* **Try it**
A word-for-word retyping of the listing is the goal.

* **Given data**
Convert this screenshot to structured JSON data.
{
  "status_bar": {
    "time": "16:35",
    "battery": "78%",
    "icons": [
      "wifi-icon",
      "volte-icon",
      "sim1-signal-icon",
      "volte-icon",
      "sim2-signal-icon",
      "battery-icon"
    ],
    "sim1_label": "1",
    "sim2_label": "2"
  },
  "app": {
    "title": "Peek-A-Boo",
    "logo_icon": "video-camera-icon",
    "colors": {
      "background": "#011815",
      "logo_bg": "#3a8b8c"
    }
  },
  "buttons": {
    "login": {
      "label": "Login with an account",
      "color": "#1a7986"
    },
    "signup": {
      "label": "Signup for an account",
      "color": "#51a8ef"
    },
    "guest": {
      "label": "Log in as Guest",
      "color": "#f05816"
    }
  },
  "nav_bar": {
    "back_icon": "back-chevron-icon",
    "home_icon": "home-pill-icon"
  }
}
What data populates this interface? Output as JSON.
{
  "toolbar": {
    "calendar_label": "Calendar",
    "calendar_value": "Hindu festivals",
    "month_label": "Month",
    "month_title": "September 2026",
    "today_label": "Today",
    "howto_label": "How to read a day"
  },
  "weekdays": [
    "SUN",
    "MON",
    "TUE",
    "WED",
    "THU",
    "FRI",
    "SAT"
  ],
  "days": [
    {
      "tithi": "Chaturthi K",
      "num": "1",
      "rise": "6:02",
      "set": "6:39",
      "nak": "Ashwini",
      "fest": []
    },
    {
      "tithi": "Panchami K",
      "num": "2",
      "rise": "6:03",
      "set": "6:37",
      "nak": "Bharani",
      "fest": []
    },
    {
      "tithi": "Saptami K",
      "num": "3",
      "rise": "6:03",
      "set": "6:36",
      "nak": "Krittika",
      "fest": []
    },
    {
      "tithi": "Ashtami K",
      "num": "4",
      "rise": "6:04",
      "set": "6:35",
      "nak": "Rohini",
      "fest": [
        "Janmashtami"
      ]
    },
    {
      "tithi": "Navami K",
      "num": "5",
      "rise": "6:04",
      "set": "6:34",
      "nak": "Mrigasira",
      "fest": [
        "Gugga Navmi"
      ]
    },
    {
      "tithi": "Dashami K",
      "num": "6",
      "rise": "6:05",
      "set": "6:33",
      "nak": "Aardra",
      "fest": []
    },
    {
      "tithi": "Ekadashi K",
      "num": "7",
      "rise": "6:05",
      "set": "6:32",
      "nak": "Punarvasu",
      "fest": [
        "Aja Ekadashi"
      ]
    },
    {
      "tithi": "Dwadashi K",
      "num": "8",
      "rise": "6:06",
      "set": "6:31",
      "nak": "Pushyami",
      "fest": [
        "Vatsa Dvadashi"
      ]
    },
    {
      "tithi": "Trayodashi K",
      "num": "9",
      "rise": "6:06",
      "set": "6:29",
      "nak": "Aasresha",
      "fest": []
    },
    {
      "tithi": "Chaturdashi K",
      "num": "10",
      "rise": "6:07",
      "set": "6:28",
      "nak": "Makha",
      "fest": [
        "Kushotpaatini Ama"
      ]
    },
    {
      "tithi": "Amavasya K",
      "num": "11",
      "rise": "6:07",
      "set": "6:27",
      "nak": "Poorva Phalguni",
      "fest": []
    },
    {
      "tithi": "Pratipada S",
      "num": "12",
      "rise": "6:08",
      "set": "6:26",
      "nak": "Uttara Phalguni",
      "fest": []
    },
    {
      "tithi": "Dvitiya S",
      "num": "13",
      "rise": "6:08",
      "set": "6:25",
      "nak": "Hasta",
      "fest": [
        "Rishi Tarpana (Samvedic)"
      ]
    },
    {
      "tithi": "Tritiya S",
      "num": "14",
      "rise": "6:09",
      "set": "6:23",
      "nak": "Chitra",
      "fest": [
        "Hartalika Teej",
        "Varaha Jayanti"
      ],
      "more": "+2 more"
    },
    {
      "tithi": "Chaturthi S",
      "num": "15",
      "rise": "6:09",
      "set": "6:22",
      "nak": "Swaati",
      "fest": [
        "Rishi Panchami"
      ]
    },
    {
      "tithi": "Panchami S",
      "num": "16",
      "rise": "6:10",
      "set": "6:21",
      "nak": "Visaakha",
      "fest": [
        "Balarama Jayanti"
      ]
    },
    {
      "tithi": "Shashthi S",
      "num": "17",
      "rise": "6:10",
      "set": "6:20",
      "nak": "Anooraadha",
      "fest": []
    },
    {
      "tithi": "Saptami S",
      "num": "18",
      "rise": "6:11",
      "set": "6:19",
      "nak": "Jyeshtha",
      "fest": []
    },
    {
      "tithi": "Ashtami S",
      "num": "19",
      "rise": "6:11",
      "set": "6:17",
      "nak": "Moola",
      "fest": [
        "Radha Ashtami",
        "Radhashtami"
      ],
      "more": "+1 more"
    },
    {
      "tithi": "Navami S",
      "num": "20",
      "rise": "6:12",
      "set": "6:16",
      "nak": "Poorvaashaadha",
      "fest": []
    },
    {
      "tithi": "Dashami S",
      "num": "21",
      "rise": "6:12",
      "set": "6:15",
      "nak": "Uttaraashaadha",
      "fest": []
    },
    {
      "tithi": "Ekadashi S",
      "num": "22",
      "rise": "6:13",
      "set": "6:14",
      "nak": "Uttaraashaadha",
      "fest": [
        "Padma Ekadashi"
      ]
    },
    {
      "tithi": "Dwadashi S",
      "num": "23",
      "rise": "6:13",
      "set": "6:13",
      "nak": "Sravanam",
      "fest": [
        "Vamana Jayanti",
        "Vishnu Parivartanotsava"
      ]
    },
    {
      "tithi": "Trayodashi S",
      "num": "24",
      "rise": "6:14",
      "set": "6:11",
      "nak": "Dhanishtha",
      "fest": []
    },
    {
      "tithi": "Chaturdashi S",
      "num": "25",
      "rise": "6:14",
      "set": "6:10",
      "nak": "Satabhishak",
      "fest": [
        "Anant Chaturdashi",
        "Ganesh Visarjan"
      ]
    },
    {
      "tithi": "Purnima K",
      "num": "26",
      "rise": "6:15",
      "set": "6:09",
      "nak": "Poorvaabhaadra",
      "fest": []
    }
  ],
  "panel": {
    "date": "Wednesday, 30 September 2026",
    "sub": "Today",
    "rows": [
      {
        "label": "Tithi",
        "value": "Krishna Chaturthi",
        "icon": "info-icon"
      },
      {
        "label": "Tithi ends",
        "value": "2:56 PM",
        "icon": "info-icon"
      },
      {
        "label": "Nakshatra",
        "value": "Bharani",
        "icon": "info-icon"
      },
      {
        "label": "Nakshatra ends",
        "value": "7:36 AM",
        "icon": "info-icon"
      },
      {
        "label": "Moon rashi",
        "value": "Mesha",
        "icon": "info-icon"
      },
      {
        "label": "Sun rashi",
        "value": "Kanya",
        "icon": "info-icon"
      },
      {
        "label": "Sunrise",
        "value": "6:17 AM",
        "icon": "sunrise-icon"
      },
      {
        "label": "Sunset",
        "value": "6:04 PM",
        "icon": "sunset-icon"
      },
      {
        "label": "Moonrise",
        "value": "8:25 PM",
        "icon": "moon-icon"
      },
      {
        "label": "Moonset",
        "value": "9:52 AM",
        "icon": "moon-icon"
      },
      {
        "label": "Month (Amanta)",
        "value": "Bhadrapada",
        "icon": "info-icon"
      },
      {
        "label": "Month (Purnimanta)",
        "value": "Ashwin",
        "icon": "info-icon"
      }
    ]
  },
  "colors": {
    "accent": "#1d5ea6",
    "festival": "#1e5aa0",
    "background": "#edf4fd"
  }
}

* **Solution to the problem**
Convert this screenshot to structured JSON data.
{
  "status_bar": {
    "time": "16:35",
    "battery": "78%",
    "icons": [
      "wifi-icon",
      "volte-icon",
      "sim1-signal-icon",
      "volte-icon",
      "sim2-signal-icon",
      "battery-icon"
    ],
    "sim1_label": "1",
    "sim2_label": "2"
  },
  "app": {
    "title": "Peek-A-Boo",
    "logo_icon": "video-camera-icon",
    "colors": {
      "background": "#011815",
      "logo_bg": "#3a8b8c"
    }
  },
  "buttons": {
    "login": {
      "label": "Login with an account",
      "color": "#1a7986"
    },
    "signup": {
      "label": "Signup for an account",
      "color": "#51a8ef"
    },
    "guest": {
      "label": "Log in as Guest",
      "color": "#f05816"
    }
  },
  "nav_bar": {
    "back_icon": "back-chevron-icon",
    "home_icon": "home-pill-icon"
  }
}
What data populates this interface? Output as JSON.
{
  "toolbar": {
    "calendar_label": "Calendar",
    "calendar_value": "Hindu festivals",
    "month_label": "Month",
    "month_title": "September 2026",
    "today_label": "Today",
    "howto_label": "How to read a day"
  },
  "weekdays": [
    "SUN",
    "MON",
    "TUE",
    "WED",
    "THU",
    "FRI",
    "SAT"
  ],
  "days": [
    {
      "tithi": "Chaturthi K",
      "num": "1",
      "rise": "6:02",
      "set": "6:39",
      "nak": "Ashwini",
      "fest": []
    },
    {
      "tithi": "Panchami K",
      "num": "2",
      "rise": "6:03",
      "set": "6:37",
      "nak": "Bharani",
      "fest": []
    },
    {
      "tithi": "Saptami K",
      "num": "3",
      "rise": "6:03",
      "set": "6:36",
      "nak": "Krittika",
      "fest": []
    },
    {
      "tithi": "Ashtami K",
      "num": "4",
      "rise": "6:04",
      "set": "6:35",
      "nak": "Rohini",
      "fest": [
        "Janmashtami"
      ]
    },
    {
      "tithi": "Navami K",
      "num": "5",
      "rise": "6:04",
      "set": "6:34",
      "nak": "Mrigasira",
      "fest": [
        "Gugga Navmi"
      ]
    },
    {
      "tithi": "Dashami K",
      "num": "6",
      "rise": "6:05",
      "set": "6:33",
      "nak": "Aardra",
      "fest": []
    },
    {
      "tithi": "Ekadashi K",
      "num": "7",
      "rise": "6:05",
      "set": "6:32",
      "nak": "Punarvasu",
      "fest": [
        "Aja Ekadashi"
      ]
    },
    {
      "tithi": "Dwadashi K",
      "num": "8",
      "rise": "6:06",
      "set": "6:31",
      "nak": "Pushyami",
      "fest": [
        "Vatsa Dvadashi"
      ]
    },
    {
      "tithi": "Trayodashi K",
      "num": "9",
      "rise": "6:06",
      "set": "6:29",
      "nak": "Aasresha",
      "fest": []
    },
    {
      "tithi": "Chaturdashi K",
      "num": "10",
      "rise": "6:07",
      "set": "6:28",
      "nak": "Makha",
      "fest": [
        "Kushotpaatini Ama"
      ]
    },
    {
      "tithi": "Amavasya K",
      "num": "11",
      "rise": "6:07",
      "set": "6:27",
      "nak": "Poorva Phalguni",
      "fest": []
    },
    {
      "tithi": "Pratipada S",
      "num": "12",
      "rise": "6:08",
      "set": "6:26",
      "nak": "Uttara Phalguni",
      "fest": []
    },
    {
      "tithi": "Dvitiya S",
      "num": "13",
      "rise": "6:08",
      "set": "6:25",
      "nak": "Hasta",
      "fest": [
        "Rishi Tarpana (Samvedic)"
      ]
    },
    {
      "tithi": "Tritiya S",
      "num": "14",
      "rise": "6:09",
      "set": "6:23",
      "nak": "Chitra",
      "fest": [
        "Hartalika Teej",
        "Varaha Jayanti"
      ],
      "more": "+2 more"
    },
    {
      "tithi": "Chaturthi S",
      "num": "15",
      "rise": "6:09",
      "set": "6:22",
      "nak": "Swaati",
      "fest": [
        "Rishi Panchami"
      ]
    },
    {
      "tithi": "Panchami S",
      "num": "16",
      "rise": "6:10",
      "set": "6:21",
      "nak": "Visaakha",
      "fest": [
        "Balarama Jayanti"
      ]
    },
    {
      "tithi": "Shashthi S",
      "num": "17",
      "rise": "6:10",
      "set": "6:20",
      "nak": "Anooraadha",
      "fest": []
    },
    {
      "tithi": "Saptami S",
      "num": "18",
      "rise": "6:11",
      "set": "6:19",
      "nak": "Jyeshtha",
      "fest": []
    },
    {
      "tithi": "Ashtami S",
      "num": "19",
      "rise": "6:11",
      "set": "6:17",
      "nak": "Moola",
      "fest": [
        "Radha Ashtami",
        "Radhashtami"
      ],
      "more": "+1 more"
    },
    {
      "tithi": "Navami S",
      "num": "20",
      "rise": "6:12",
      "set": "6:16",
      "nak": "Poorvaashaadha",
      "fest": []
    },
    {
      "tithi": "Dashami S",
      "num": "21",
      "rise": "6:12",
      "set": "6:15",
      "nak": "Uttaraashaadha",
      "fest": []
    },
    {
      "tithi": "Ekadashi S",
      "num": "22",
      "rise": "6:13",
      "set": "6:14",
      "nak": "Uttaraashaadha",
      "fest": [
        "Padma Ekadashi"
      ]
    },
    {
      "tithi": "Dwadashi S",
      "num": "23",
      "rise": "6:13",
      "set": "6:13",
      "nak": "Sravanam",
      "fest": [
        "Vamana Jayanti",
        "Vishnu Parivartanotsava"
      ]
    },
    {
      "tithi": "Trayodashi S",
      "num": "24",
      "rise": "6:14",
      "set": "6:11",
      "nak": "Dhanishtha",
      "fest": []
    },
    {
      "tithi": "Chaturdashi S",
      "num": "25",
      "rise": "6:14",
      "set": "6:10",
      "nak": "Satabhishak",
      "fest": [
        "Anant Chaturdashi",
        "Ganesh Visarjan"
      ]
    },
    {
      "tithi": "Purnima K",
      "num": "26",
      "rise": "6:15",
      "set": "6:09",
      "nak": "Poorvaabhaadra",
      "fest": []
    }
  ],
  "panel": {
    "date": "Wednesday, 30 September 2026",
    "sub": "Today",
    "rows": [
      {
        "label": "Tithi",
        "value": "Krishna Chaturthi",
        "icon": "info-icon"
      },
      {
        "label": "Tithi ends",
        "value": "2:56 PM",
        "icon": "info-icon"
      },
      {
        "label": "Nakshatra",
        "value": "Bharani",
        "icon": "info-icon"
      },
      {
        "label": "Nakshatra ends",
        "value": "7:36 AM",
        "icon": "info-icon"
      },
      {
        "label": "Moon rashi",
        "value": "Mesha",
        "icon": "info-icon"
      },
      {
        "label": "Sun rashi",
        "value": "Kanya",
        "icon": "info-icon"
      },
      {
        "label": "Sunrise",
        "value": "6:17 AM",
        "icon": "sunrise-icon"
      },
      {
        "label": "Sunset",
        "value": "6:04 PM",
        "icon": "sunset-icon"
      },
      {
        "label": "Moonrise",
        "value": "8:25 PM",
        "icon": "moon-icon"
      },
      {
        "label": "Moonset",
        "value": "9:52 AM",
        "icon": "moon-icon"
      },
      {
        "label": "Month (Amanta)",
        "value": "Bhadrapada",
        "icon": "info-icon"
      },
      {
        "label": "Month (Purnimanta)",
        "value": "Ashwin",
        "icon": "info-icon"
      }
    ]
  },
  "colors": {
    "accent": "#1d5ea6",
    "festival": "#1e5aa0",
    "background": "#edf4fd"
  }
}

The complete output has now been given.